I use PowerPoint to generate things like schematic diagrams of the apparatus used for some experiment. For displaying actual data, I use SigmaPlot to generate the graphs, and it has all the annotation capability I need, plus it generates very nice .eps output for inclusion in LaTeX documents. I've also used MatLab for image-processing purposes, and if I needed to do more quantitative analysis of pictures, that's what I'd go with.
Illustrator is (or at least was, the one time I looked) too expensive to justify buying for making silly little block diagrams, which would be the only thing I'd use it for.
GNUPLot will draw simple figures much more cleanly than Powerpoint, and export them in many formats.
I've become able to do very sophisticated drawings in PowerPoint; that's how I make the final versions of all the figures for my talks and manuscripts. I like it because it gives me much more control over such visual features as fonts and placement. I often start with a graph or other figure from Excel, or that the postdoc has created in R, but I change the labels and legends to make everything as easy as possible to understand.
Xfig will draw simple figures much more cleanly than Powerpoint, and export them in many formats.
Eric Lund wrote:
Today it would be unthinkable to publish any but the simplest of figures in black and white.
Unfortunately, there are still journals that charge authors for printing color figures. So I have papers with color figures in the arxiv and online-journal version, but they're black & white in the printed journal. But who uses paper journals now anyway?
I would give my eye teeth (if I could find them) for software that would make it easy to make a nice unit circle with labels. You can be sure I'm watching all these comments for ideas.
I try very hard to make all my figures black and white, because I've seen far too many xeroxed course readers in which the pretty color figures have been reduced to a uniform gray rectangle.
Sometimes, though, it's just unavoidable.
If you go back a century or two, there's more interesting stuff to be found in the images. In the early 1800s images weren't "reporting" but "instructing" so people drew what they thought they ought to see, rather than what they saw. Later in that century the fashion flipped around and the pictures were more or less "raw", with individual lens blemishes and all.
It's a really enjoyable area of science history.
Your comment also applies to textbooks. Over the past two centuries there was a gradual transition from beautiful engravings of actual devices to photos of actual products to a graphic artist's impression of something they have never used. I am always pleased when I see a textbook that has actual drawings by the author, drawings that look like what a student should draw.
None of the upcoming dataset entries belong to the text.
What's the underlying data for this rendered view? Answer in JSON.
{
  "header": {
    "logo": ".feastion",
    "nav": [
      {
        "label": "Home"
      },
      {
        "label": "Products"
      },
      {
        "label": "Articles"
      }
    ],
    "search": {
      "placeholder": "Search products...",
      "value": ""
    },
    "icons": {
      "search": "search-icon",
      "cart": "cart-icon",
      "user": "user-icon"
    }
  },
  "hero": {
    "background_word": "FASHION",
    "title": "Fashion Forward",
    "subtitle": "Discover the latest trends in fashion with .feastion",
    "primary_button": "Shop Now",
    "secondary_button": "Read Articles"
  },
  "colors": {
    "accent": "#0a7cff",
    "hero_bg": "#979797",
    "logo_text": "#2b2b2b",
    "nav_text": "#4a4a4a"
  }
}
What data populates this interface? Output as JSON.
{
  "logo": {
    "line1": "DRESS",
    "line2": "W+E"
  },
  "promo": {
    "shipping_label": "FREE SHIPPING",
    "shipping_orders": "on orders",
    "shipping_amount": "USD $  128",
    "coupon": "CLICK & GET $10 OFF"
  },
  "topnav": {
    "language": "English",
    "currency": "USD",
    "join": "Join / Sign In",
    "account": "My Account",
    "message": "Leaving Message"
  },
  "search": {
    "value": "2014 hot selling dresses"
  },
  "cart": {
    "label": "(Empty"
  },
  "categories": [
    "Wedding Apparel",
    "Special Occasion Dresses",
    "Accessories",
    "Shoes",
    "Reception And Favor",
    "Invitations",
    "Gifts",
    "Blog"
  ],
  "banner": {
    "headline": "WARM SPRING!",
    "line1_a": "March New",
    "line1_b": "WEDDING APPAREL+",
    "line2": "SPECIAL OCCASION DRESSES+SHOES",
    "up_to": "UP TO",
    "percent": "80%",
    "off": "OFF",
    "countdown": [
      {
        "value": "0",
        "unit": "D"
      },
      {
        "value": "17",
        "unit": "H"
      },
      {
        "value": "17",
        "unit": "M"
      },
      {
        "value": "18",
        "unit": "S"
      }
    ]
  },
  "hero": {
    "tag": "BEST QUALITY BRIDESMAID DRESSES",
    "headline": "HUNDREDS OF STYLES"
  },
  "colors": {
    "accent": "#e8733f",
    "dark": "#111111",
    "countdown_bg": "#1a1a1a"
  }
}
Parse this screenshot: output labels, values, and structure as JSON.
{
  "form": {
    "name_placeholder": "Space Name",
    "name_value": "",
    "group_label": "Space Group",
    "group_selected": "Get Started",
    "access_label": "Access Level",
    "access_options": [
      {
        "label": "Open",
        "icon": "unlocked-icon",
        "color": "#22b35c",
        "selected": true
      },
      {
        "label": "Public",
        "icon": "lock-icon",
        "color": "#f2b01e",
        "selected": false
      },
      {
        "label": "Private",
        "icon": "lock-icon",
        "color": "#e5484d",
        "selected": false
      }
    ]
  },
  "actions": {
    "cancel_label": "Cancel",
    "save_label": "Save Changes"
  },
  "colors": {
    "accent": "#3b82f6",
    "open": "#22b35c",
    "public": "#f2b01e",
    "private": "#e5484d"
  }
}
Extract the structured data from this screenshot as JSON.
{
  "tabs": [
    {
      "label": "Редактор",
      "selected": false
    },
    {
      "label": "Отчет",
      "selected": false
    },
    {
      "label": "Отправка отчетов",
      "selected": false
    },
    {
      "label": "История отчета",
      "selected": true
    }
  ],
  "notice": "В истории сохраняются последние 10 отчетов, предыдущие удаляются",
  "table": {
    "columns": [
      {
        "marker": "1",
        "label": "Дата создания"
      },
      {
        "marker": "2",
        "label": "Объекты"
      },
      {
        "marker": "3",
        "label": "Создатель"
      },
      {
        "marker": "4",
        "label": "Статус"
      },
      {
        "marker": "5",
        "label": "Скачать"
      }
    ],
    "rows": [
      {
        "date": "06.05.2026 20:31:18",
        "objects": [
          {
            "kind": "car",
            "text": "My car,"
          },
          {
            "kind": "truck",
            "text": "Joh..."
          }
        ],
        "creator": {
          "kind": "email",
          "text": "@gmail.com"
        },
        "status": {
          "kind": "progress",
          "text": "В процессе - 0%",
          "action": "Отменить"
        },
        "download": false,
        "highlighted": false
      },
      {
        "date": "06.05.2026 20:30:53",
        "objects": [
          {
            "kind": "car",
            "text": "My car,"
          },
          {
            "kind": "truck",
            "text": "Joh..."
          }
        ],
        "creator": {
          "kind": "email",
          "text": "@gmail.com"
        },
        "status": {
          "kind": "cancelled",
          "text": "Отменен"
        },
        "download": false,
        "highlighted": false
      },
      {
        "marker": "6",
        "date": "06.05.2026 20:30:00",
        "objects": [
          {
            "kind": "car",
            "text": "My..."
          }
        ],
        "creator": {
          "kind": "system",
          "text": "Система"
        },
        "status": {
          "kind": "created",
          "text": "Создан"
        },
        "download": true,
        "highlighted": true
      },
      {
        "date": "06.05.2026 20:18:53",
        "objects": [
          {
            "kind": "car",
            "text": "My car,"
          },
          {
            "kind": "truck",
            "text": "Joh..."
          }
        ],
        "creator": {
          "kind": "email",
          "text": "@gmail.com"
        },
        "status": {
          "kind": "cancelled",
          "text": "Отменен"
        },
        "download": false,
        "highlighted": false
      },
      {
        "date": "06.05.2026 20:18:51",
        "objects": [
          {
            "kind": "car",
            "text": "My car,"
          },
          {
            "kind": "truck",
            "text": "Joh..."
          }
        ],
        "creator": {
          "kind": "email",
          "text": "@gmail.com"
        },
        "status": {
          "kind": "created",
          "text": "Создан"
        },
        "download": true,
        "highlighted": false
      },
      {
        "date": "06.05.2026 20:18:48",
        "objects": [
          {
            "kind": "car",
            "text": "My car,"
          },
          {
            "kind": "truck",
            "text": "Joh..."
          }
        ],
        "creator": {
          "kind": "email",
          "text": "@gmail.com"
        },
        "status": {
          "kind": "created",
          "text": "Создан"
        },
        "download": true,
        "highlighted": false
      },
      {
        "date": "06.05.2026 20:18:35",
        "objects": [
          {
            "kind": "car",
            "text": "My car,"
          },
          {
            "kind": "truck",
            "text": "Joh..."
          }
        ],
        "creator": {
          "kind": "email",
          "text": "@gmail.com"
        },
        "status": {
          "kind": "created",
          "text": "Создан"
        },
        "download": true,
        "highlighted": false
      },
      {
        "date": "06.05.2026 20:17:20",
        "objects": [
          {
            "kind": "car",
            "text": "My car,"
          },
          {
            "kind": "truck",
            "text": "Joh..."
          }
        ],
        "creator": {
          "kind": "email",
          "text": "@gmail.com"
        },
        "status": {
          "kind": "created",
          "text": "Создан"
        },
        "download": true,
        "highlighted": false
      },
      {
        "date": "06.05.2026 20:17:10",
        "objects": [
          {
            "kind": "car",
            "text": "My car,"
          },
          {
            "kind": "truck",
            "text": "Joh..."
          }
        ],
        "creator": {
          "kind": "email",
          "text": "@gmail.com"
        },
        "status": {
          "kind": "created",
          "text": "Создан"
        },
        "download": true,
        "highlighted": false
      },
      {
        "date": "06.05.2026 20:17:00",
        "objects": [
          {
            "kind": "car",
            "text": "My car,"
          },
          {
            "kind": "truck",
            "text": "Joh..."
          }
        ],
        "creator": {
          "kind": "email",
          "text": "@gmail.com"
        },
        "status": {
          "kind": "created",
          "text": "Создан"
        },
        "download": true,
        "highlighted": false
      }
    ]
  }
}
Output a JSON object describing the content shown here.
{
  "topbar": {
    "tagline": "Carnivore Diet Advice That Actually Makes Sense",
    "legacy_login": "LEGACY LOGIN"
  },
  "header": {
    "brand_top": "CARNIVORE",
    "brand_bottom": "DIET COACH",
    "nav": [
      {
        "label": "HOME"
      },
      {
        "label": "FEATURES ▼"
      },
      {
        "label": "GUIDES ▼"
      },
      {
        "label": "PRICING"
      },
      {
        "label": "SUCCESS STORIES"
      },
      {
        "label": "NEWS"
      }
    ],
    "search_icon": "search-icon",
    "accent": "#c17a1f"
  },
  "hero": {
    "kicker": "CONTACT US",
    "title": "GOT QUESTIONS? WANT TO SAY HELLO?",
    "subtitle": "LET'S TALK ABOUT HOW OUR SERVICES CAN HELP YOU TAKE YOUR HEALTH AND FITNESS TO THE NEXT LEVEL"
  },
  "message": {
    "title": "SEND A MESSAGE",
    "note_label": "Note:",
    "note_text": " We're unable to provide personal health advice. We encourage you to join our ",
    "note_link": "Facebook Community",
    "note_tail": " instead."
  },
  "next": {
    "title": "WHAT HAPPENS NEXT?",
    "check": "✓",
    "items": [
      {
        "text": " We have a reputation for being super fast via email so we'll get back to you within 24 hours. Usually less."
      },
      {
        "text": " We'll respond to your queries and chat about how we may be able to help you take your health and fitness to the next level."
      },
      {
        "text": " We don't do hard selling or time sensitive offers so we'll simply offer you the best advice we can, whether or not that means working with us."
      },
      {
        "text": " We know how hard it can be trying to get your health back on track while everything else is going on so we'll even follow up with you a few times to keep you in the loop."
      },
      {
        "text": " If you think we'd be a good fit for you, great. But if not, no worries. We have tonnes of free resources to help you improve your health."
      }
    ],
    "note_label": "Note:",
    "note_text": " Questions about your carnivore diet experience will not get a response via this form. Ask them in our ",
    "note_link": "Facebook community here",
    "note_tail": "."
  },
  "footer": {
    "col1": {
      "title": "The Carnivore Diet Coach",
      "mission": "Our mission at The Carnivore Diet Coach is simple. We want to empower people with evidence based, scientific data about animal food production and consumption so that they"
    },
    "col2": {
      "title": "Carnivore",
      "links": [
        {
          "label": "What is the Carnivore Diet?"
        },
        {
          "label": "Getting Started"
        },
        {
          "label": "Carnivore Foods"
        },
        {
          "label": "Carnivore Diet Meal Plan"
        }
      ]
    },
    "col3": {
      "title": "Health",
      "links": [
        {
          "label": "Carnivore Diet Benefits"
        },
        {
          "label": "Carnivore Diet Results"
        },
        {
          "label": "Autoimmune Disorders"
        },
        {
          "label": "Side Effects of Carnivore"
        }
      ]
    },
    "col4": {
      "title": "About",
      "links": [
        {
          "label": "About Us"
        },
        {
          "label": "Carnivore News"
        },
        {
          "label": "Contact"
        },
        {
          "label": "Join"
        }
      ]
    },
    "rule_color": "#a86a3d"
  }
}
That figure of the Michelson-Morley apparatus was almost certainly produced by an artist unless one of the authors was a good draftsman with india ink (and that assumes the journal had shifted from engravings to photoengraving). Even photoengraving by journals needed a quality original (original india ink drawing, 8x10 glossy made from same, or a negative) with rules on line thicknesses and contrast well into the 1980s.
Is there any info from the AIP on when they switched from engravings to photoengraving (which was still new in 1887), or when they moved away from actual typesetting?